Last week’s expected decision on the controversial Google Books Library Project by a US federal judge has been postponed. The judge told a crowded courtroom last week that he will listen with an “open mind” to the arguments for and again Google’s settlement with authors and publishers about the right to scan and publish book titles. U. S. District Court Judge Denny Chin walked into the courtroom at the U. S. Court of the Southern District New York with a tall stack of comments from each of the parties, and stated: “To end the suspense, I’m not going to rule today. There’s too much to digest”.
The Google Books Library Project aims to make it easy for people to find relevant books online. Google’s objective with this project was to enable people to find books that they couldn’t normally find as might be the case with out of print books. The homepage for the project states that the ultimate goal is to “work with publishers and libraries to create a comprehensive, searchable, virtual card catalogue of all books in all languages that helps users discover new books and publishers discover new readers”. Google, which has yet to present their case to the judge, have emphasised that the number of books included in the settlement is a small portion (3%) of all the titles in the world. They plan to make 20% of the catalogue free and if they choose, users can purchase the rest from Google.

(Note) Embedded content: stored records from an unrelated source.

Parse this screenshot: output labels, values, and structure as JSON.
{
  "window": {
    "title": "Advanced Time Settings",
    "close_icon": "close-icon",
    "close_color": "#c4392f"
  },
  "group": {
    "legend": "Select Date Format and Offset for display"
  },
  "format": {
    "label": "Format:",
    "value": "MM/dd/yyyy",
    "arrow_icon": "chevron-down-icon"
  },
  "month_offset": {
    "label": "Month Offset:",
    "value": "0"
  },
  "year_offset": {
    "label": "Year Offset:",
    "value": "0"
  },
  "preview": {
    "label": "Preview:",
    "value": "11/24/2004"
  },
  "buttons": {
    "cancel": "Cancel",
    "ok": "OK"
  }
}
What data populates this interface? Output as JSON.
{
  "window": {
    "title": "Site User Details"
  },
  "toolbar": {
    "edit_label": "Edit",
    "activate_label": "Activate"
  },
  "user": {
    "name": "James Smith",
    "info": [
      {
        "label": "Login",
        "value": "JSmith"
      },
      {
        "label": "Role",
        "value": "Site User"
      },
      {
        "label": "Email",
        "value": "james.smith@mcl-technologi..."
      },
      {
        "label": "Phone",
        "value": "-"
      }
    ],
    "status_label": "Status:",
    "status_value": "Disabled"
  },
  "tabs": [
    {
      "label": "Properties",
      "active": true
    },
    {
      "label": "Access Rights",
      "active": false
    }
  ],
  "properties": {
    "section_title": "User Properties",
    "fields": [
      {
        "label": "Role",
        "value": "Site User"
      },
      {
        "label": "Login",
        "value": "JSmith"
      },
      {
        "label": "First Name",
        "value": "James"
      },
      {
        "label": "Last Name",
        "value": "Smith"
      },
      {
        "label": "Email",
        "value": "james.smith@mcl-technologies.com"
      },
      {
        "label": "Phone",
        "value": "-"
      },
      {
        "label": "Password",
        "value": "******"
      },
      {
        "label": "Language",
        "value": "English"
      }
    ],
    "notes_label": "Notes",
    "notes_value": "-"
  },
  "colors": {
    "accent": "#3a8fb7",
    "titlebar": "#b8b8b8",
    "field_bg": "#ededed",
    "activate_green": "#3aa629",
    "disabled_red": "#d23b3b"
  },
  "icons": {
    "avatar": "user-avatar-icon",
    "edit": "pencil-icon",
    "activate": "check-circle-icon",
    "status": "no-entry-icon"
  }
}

The project has been under much criticism since its inception from competitors such as Microsoft and Amazon who argue that allowing the project go ahead will basically mean giving Google a license to profit from orphan works and get an unfair advantage. Other critics include some library groups, authors and other competitors. Another concern is that nothing in the settlement would protect users’ personal habits and information from being tracked for behavioural advertising. “The proposed Google book settlement is not a philanthropic effort to bring literature into the 21st century and bridge a literary divide,” opponents Microsoft, Amazon and library groups wrote in a recent filing through the Open Book Alliance. “This de facto exclusive license will provide Google with an enormous advantage over its search competitors.”
There are advocates for this plan such as the University of Michigan who praised the deal because they believe that most of the books in the settlement are scholarly works that are collecting dust on university bookshelves and wouldn’t otherwise be read. Other advocates include blind support groups who say that making publications available online means that people will have easier and cheaper access to works that are hard to come by today.
The settlement is part of Google’s ambitious effort to put the entire world’s books online, aiming to eventually be the main source for searching and buying titles.